This story is part of Gamepur’s Best of 2022 round-up.
Not every video game is a hit, and sometimes a title you’re anticipating just doesn’t live up to expectations. Whether it’s because of technical issues, icky design decisions, or just a generally lackluster presentation, games can miss when they take big swings. Here are the five most disappointing examples from 2022. At least it was a good year otherwise.
Related: The worst games of 2022
Platinum Games has a great track record, thanks to action-packed games like Bayonetta and Nier: Automata. Unfortunately, its attempt at a live-service version of an action title fell flat. The free demo peaked at just 30 players, and its concurrent player count even sunk below 10. You can’t have a live game without a community. Babylon fell, indeed.
The Callisto Protocol
If you saw The Callisto Protocol in passing, you might think it was a new Dead Space game. That’s fair, since Dead Space creator Glenn Schofield was also at the helm here. Unfortunately, the final product ended up being very underwhelming. Some players complained about its myriad technical issues, while others simply didn’t like its heavily melee-focused combat.

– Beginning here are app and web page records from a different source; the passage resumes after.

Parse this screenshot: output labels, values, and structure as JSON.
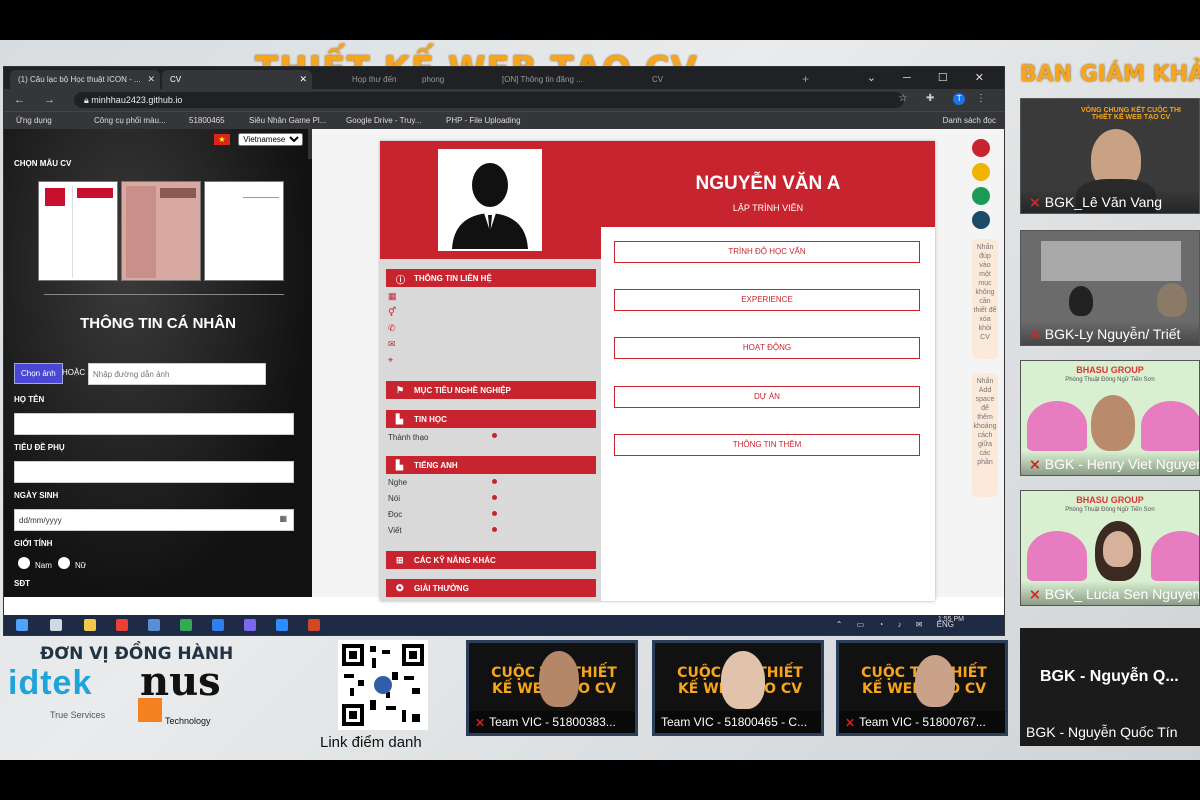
{
  "event_title": "THIẾT KẾ WEB TẠO CV",
  "jury_title": "BAN GIÁM KHẢO",
  "browser": {
    "tabs": [
      "(1) Câu lạc bộ Học thuật ICON - ...",
      "CV",
      "Họp thư đến",
      "phong",
      "[ON] Thông tin đăng ...",
      "CV"
    ],
    "url": "minhhau2423.github.io",
    "bookmarks": [
      "Ứng dụng",
      "Công cụ phối màu...",
      "51800465",
      "Siêu Nhân Game Pl...",
      "Google Drive - Truy...",
      "PHP - File Uploading"
    ],
    "reading_list": "Danh sách đọc",
    "profile_initial": "T"
  },
  "editor": {
    "language": "Vietnamese",
    "choose_template": "CHỌN MẪU CV",
    "personal_info_heading": "THÔNG TIN CÁ NHÂN",
    "choose_image_button": "Chọn ảnh",
    "or_label": "HOẶC",
    "image_url_placeholder": "Nhập đường dẫn ảnh",
    "name_label": "HỌ TÊN",
    "subtitle_label": "TIÊU ĐỀ PHỤ",
    "dob_label": "NGÀY SINH",
    "dob_placeholder": "dd/mm/yyyy",
    "gender_label": "GIỚI TÍNH",
    "gender_male": "Nam",
    "gender_female": "Nữ",
    "phone_label": "SĐT"
  },
  "cv": {
    "name": "NGUYỄN VĂN A",
    "role": "LẬP TRÌNH VIÊN",
    "contact_title": "THÔNG TIN LIÊN HỆ",
    "career_goal_title": "MỤC TIÊU NGHỀ NGHIỆP",
    "it_title": "TIN HỌC",
    "it_skill": "Thành thạo",
    "english_title": "TIẾNG ANH",
    "english_skills": [
      "Nghe",
      "Nói",
      "Đọc",
      "Viết"
    ],
    "other_skills_title": "CÁC KỸ NĂNG KHÁC",
    "awards_title": "GIẢI THƯỞNG",
    "right_sections": [
      "TRÌNH ĐỘ HỌC VẤN",
      "EXPERIENCE",
      "HOẠT ĐỘNG",
      "DỰ ÁN",
      "THÔNG TIN THÊM"
    ],
    "theme_colors": [
      "#c8242f",
      "#f0b400",
      "#1a9a52",
      "#1b4a6b"
    ],
    "hint_delete": "Nhấn đúp vào một mục không cần thiết để xóa khỏi CV",
    "hint_space": "Nhấn Add space để thêm khoảng cách giữa các phần"
  },
  "taskbar": {
    "lang": "ENG",
    "time": "1:55 PM"
  },
  "jury": [
    {
      "name": "BGK_Lê Văn Vang"
    },
    {
      "name": "BGK-Ly Nguyễn/ Triết"
    },
    {
      "name": "BGK - Henry Viet Nguyen"
    },
    {
      "name": "BGK_ Lucia Sen Nguyen"
    }
  ],
  "jury_poster": "VÒNG CHUNG KẾT CUỘC THI THIẾT KẾ WEB TẠO CV",
  "bhasu": {
    "name": "BHASU GROUP",
    "sub": "Phòng Thuật Đông Ngữ Tiến Sơn"
  },
  "sponsors": {
    "title": "ĐƠN VỊ ĐỒNG HÀNH",
    "idtek": "idtek",
    "idtek_sub": "True Services",
    "nus": "nus",
    "nus_sub": "Technology"
  },
  "qr_label": "Link điểm danh",
  "teams": [
    {
      "name": "Team VIC - 51800383..."
    },
    {
      "name": "Team VIC - 51800465 - C..."
    },
    {
      "name": "Team VIC - 51800767..."
    }
  ],
  "team_banner": "CUỘC THI THIẾT KẾ WEB TẠO CV",
  "last_tile": {
    "big": "BGK - Nguyễn Q...",
    "small": "BGK - Nguyễn Quốc Tín"
  },
  "colors": {
    "accent_orange": "#f7a51c",
    "cv_red": "#c8242f"
  }
}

How can a racing game starring cutesy Final Fantasy characters be disappointing? Well, as it turns out, Chocobo GP is downright predatory in its design. It’s a fully-priced game, yet it’s also filled to the brim with microtransactions. Even worse, its in-game currency can expire, meaning the real money you spent could just disappear. Not cool, Square Enix.
Chocobo GP isn’t the only game bogged down by microtransactions. Diablo Immortal, the mobile spinoff of the popular dungeon-looter series, was pelted with dreaded accusations of being a pay-to-win game. Loot boxes and the like are already controversial, but Immortal allegedly gated progress with daily reward caps too — unless you paid money, of course. Also not cool, Blizzard.
There are a lot of great Lego video games out there, but Brawls isn’t one of them. The premise is simple: build all the Lego minifigures you want, then throw them into a beat ’em up. Unfortunately, the combat just isn’t good, leaving fans feeling like they built their characters for nothing. Lego Brawls started life as an Apple Arcade game, so its mobile-centric design didn’t sit well either.